You’ll soon be able to build one composite building of ‘lost buildings’ Lyn ! Viv.
as i understood it viv a lot was due to bodies being dug up and used for medical science at teaching hospitals...could be other reasons thoughIn anticipation of the next episode, do we have any ideas about the reason for some of the human remains showing characteristics of post-mortems, amputations etc ? Research ? Where, a hospital ? Viv.
I have heard it said, at a talk at the Gunmakers,, that Solihull got its name originally from being the place to deposit night soil (Soilihull), it being built on the stuff. !
VivThe reference to the lack of guilds/gilds in Brum in the 1800s, suggested that it attracted ambitious skilled newcomers to the area, an example quoted being the Jewish gentleman who made clock hands. Always thought Brum was famous for its guilds. Maybe they just meant with reference to that particular trade - clockmakers ?
Morning William,Having watched last nights episode can anyone tell me if Park Street cemetery was connected in any way to
St Bartholmews Church Cemetery.

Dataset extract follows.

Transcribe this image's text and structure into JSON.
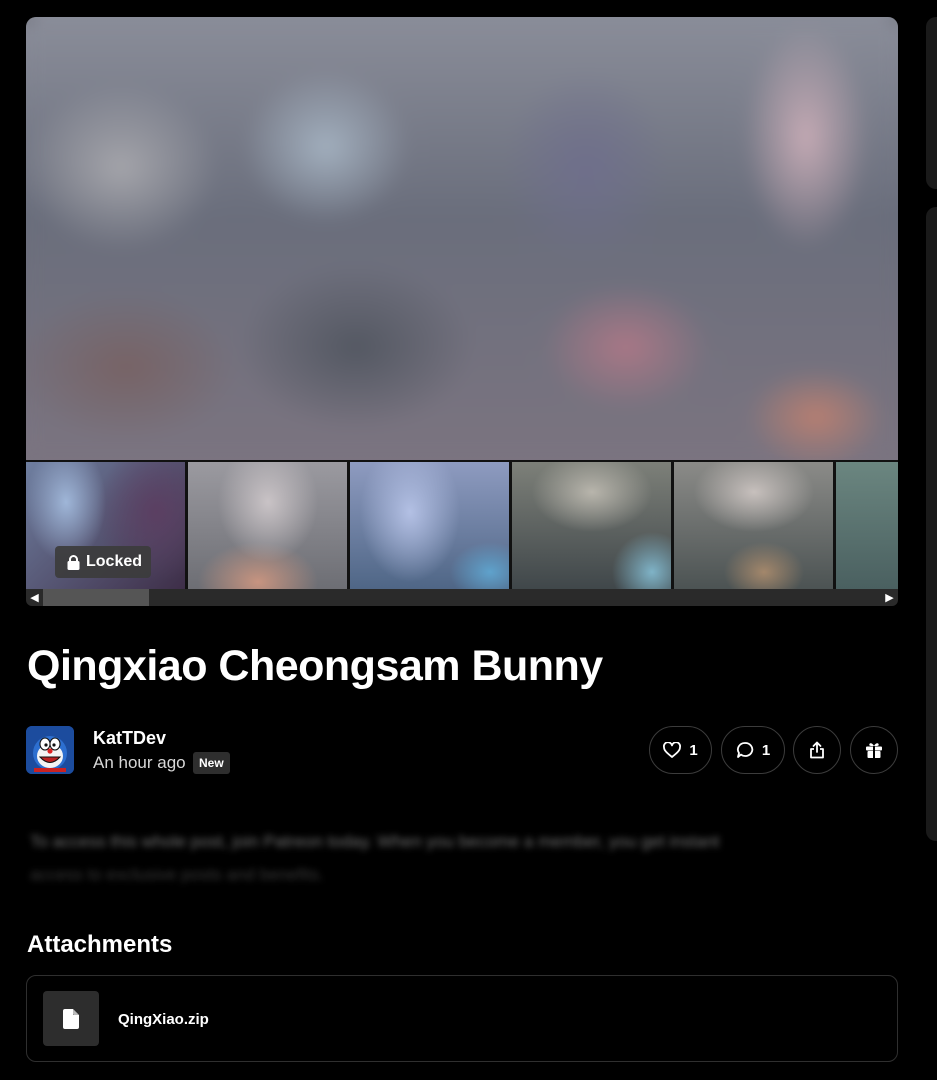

Viv, interesting comments regarding guilds...............they were established to protect the skilled workers (most trades) against shoddy workmanship. At least originally works had to be skilled at their trade. the fact that there were a shortage (surprise to me) allowed others to come in.Just caught up with the programme. For me it shows quite a few interesting points about Park Street (episode 2). The first was the burial of ceramic plates and cups. Hopefully all will be revealed about what they represent in these burials. Also seemingly few of the coffins have breast plates (compared with the London burials - seems odd given the predominance of metal working in Brum). But according to the programme all the records of Park Street are held at the Library of Birmingham.

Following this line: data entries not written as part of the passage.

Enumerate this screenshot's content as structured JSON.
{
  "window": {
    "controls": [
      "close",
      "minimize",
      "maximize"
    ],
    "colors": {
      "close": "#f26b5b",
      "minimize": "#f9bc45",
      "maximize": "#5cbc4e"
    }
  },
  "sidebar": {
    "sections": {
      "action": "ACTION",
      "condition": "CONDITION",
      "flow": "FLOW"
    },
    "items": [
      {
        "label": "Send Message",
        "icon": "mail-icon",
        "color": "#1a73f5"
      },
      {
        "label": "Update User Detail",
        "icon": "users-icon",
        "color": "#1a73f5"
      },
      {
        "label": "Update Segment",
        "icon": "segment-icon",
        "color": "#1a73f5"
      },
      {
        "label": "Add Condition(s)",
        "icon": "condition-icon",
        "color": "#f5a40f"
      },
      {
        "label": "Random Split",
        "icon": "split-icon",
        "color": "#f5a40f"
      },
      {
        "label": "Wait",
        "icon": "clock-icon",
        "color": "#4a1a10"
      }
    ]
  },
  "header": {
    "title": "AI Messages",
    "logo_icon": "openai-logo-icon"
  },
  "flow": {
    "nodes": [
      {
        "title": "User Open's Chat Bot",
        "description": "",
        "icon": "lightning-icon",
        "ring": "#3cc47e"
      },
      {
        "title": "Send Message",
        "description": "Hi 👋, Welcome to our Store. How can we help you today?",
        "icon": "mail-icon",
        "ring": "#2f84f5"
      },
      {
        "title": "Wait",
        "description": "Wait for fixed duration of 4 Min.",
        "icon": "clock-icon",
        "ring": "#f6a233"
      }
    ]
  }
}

There’s irony in the fact that the poorer burials in the northern part of the cemetery are better preserved, whereas those in the southern area are less well preserved, due to the more acid, sandy soil.
The reference to the lack of guilds/gilds in Brum in the 1800s, suggested that it attracted ambitious skilled newcomers to the area, an example quoted being the Jewish gentleman who made clock hands. Always thought Brum was famous for its guilds. Maybe they just meant with reference to that particular trade - clockmakers ?

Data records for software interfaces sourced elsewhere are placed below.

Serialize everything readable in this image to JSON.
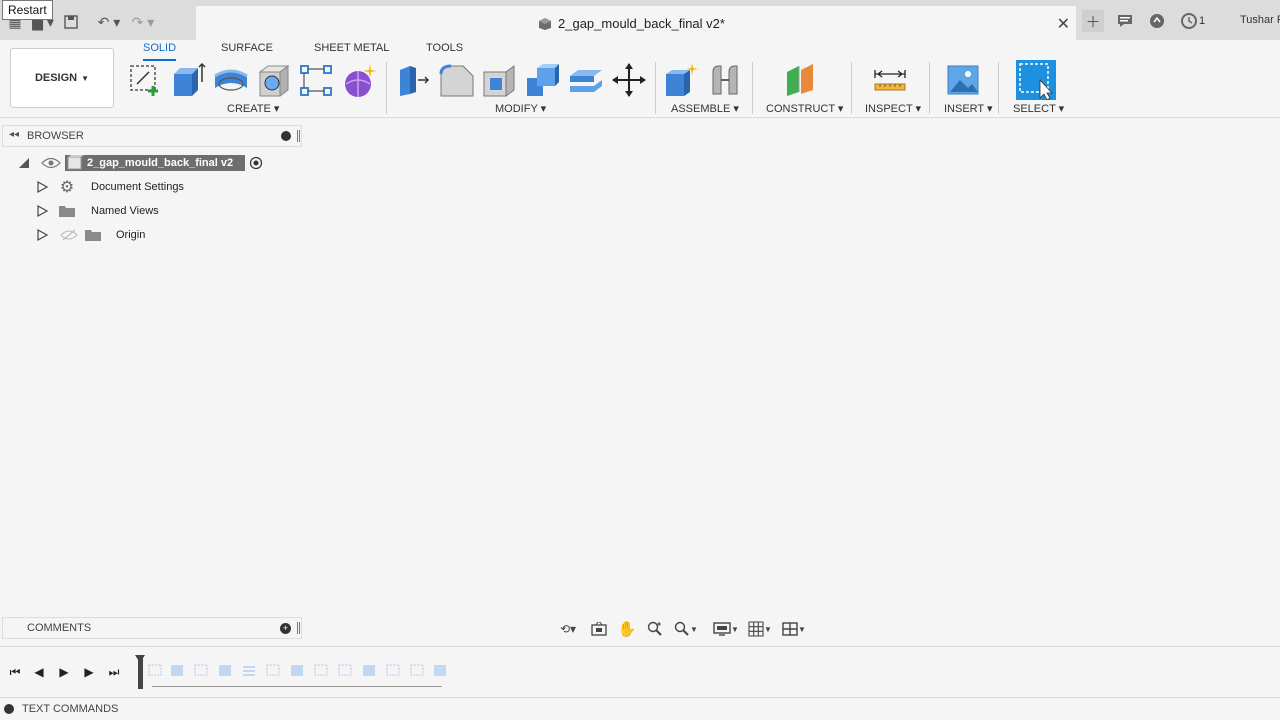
{
  "tooltip": "Restart",
  "document": {
    "title": "2_gap_mould_back_final v2*"
  },
  "user": {
    "name": "Tushar R",
    "job_count": "1"
  },
  "toolbar": {
    "workspace": "DESIGN",
    "tabs": [
      "SOLID",
      "SURFACE",
      "SHEET METAL",
      "TOOLS"
    ],
    "active_tab": "SOLID",
    "groups": {
      "create": "CREATE",
      "modify": "MODIFY",
      "assemble": "ASSEMBLE",
      "construct": "CONSTRUCT",
      "inspect": "INSPECT",
      "insert": "INSERT",
      "select": "SELECT"
    }
  },
  "browser": {
    "title": "BROWSER",
    "root": "2_gap_mould_back_final v2",
    "items": [
      "Document Settings",
      "Named Views",
      "Origin"
    ]
  },
  "comments": {
    "title": "COMMENTS"
  },
  "text_commands": {
    "title": "TEXT COMMANDS"
  },
  "colors": {
    "accent": "#0a6ed1",
    "select_blue": "#1e90e0",
    "extrude_blue": "#4a90d9",
    "form_purple": "#8a4fd0"
  }
}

Never knew gravestone were called ‘ledgers’ !
At about 20 mins (I think) into the programme there’s footage of the demolition of the Fox and Grapes pub.
Lots to whet the appetite here. Just wish it would continue delving into the lives of many more buried souls at Park Street.
The remains from St Bartholomew’s graveyard were removed in 1954. They would have been reinterred at various burial grounds. Some remains turned up at Hockley. If families didn’t make their wishes known, the Corporation seems to have decided to reinter them in appropriate places. See post #9 here https://birminghamhistory.co.uk/for...nterments-at-birmingham-burial-grounds.52108/Morning William,
St Bartholemew's church ........
.Not sure when burials there stopped but it depends on where you lived/died as to where you were buried. Nice write up on the church can be found here but I expect you've discovered this already.
St Bartholomew’s Church was an early neo-classical church built on the edge of the town in 1749. Standing at the centre of the Jennens’ family’s proposed housing estate, it was designed to be a focal point for the new residents.ahistoryofbirminghamchurches.jimdofree.com